The multiple regressions in the present study predicted the horizontal lip changes moderately well, explaining 41-69% of the variation in the changes that occurred. Based on a smaller sample, Shirvani and coworkers reported substantially higher multiple correlations for non-extraction cases than the present study, perhaps due to their focus on adults . Once again, changes in the positions of prosthion and infradentale were most closely associated with the horizontal changes of the overlying lips. The importance of prosthion and infradentale in determining horizontal lip changes during extraction treatment has been previously demonstrated [20,23,25,31]. It has also appears that the horizontal changes of the lower lip can be predicted with a higher level of accuracy in extraction than non-extraction cases [18,33].
Non-extraction orthodontic treatment of adults and adolescents is expected to affect the lip as the following:
A. The upper and the lower lips become thinner in adults.
B. Upper lip thickness of adolescents does not change or becomes slightly thicker; the lower lip became thinner at the vermilion border and thicker at its base.
C. Males showed more vertical, but similar horizontal, lip changes than females.
D. Treatment changes in upper and lower lip position can be predicted with fair to moderate levels of accuracy.
© 2019 Sawsan Tabbaa.
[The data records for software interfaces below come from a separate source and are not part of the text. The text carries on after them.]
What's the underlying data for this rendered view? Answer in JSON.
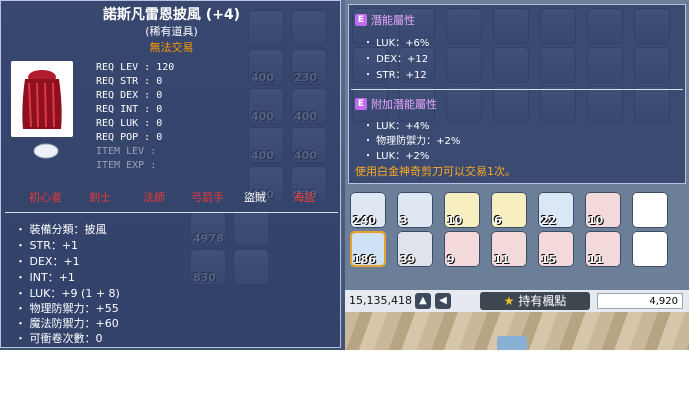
{
  "item": {
    "name": "諾斯凡雷恩披風 (+4)",
    "type": "(稀有道具)",
    "trade": "無法交易",
    "req": [
      {
        "label": "REQ LEV",
        "value": "120",
        "gray": false
      },
      {
        "label": "REQ STR",
        "value": "0",
        "gray": false
      },
      {
        "label": "REQ DEX",
        "value": "0",
        "gray": false
      },
      {
        "label": "REQ INT",
        "value": "0",
        "gray": false
      },
      {
        "label": "REQ LUK",
        "value": "0",
        "gray": false
      },
      {
        "label": "REQ POP",
        "value": "0",
        "gray": false
      },
      {
        "label": "ITEM LEV",
        "value": "",
        "gray": true
      },
      {
        "label": "ITEM EXP",
        "value": "",
        "gray": true
      }
    ],
    "jobs": [
      {
        "label": "初心者",
        "active": false
      },
      {
        "label": "劍士",
        "active": false
      },
      {
        "label": "法師",
        "active": false
      },
      {
        "label": "弓箭手",
        "active": false
      },
      {
        "label": "盜賊",
        "active": true
      },
      {
        "label": "海盜",
        "active": false
      }
    ],
    "stats": [
      "・ 裝備分類：披風",
      "・ STR：+1",
      "・ DEX：+1",
      "・ INT：+1",
      "・ LUK：+9 (1 + 8)",
      "・ 物理防禦力：+55",
      "・ 魔法防禦力：+60",
      "・ 可衝卷次數：0"
    ],
    "colors": {
      "name": "#ffffff",
      "trade": "#ff9900",
      "job_inactive": "#e53b3b",
      "job_active": "#ffffff"
    }
  },
  "potential": {
    "badge": "E",
    "title": "潛能屬性",
    "lines": [
      "・ LUK：+6%",
      "・ DEX：+12",
      "・ STR：+12"
    ],
    "additional_title": "附加潛能屬性",
    "additional_lines": [
      "・ LUK：+4%",
      "・ 物理防禦力：+2%",
      "・ LUK：+2%"
    ],
    "note": "使用白金神奇剪刀可以交易1次。"
  },
  "inventory": {
    "left_counts": [
      "400",
      "230",
      "400",
      "400",
      "400",
      "400",
      "400",
      "230",
      "4978",
      "830"
    ],
    "right_row1": [
      "240",
      "3",
      "10",
      "6",
      "22",
      "10",
      ""
    ],
    "right_row2": [
      "186",
      "39",
      "9",
      "11",
      "15",
      "11",
      ""
    ]
  },
  "bottom": {
    "meso": "15,135,418",
    "points_label": "持有楓點",
    "points_value": "4,920",
    "left_btn": "◀",
    "up_btn": "▲",
    "star_icon": "star-icon"
  }
}
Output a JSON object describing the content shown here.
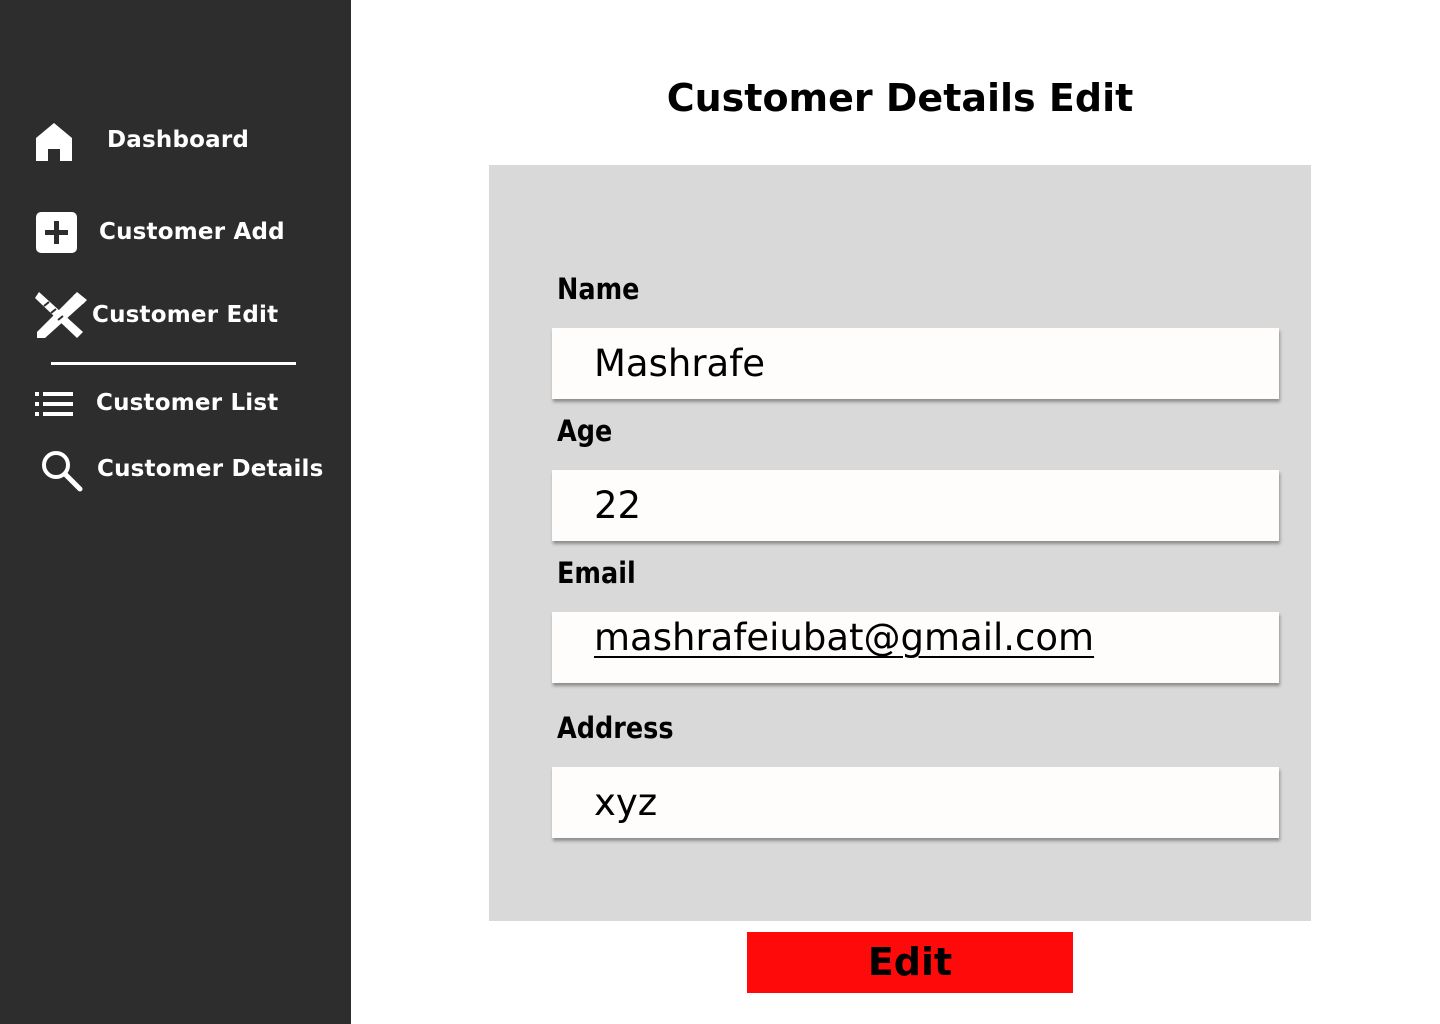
{
  "sidebar": {
    "items": [
      {
        "label": "Dashboard",
        "icon": "home-icon"
      },
      {
        "label": "Customer Add",
        "icon": "plus-square-icon"
      },
      {
        "label": "Customer Edit",
        "icon": "pencil-ruler-icon"
      },
      {
        "label": "Customer List",
        "icon": "list-icon"
      },
      {
        "label": "Customer Details",
        "icon": "search-icon"
      }
    ]
  },
  "main": {
    "title": "Customer Details Edit",
    "fields": {
      "name": {
        "label": "Name",
        "value": "Mashrafe"
      },
      "age": {
        "label": "Age",
        "value": "22"
      },
      "email": {
        "label": "Email",
        "value": "mashrafeiubat@gmail.com"
      },
      "address": {
        "label": "Address",
        "value": "xyz"
      }
    },
    "edit_button_label": "Edit"
  },
  "colors": {
    "sidebar_bg": "#2d2d2d",
    "panel_bg": "#d9d9d9",
    "field_bg": "#fffcfc",
    "button_bg": "#ff0a0a"
  }
}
This is an open access article distributed under the terms of the Creative Commons Attribution License , which permits unrestricted use, distribution, and build upon your work non-commercially.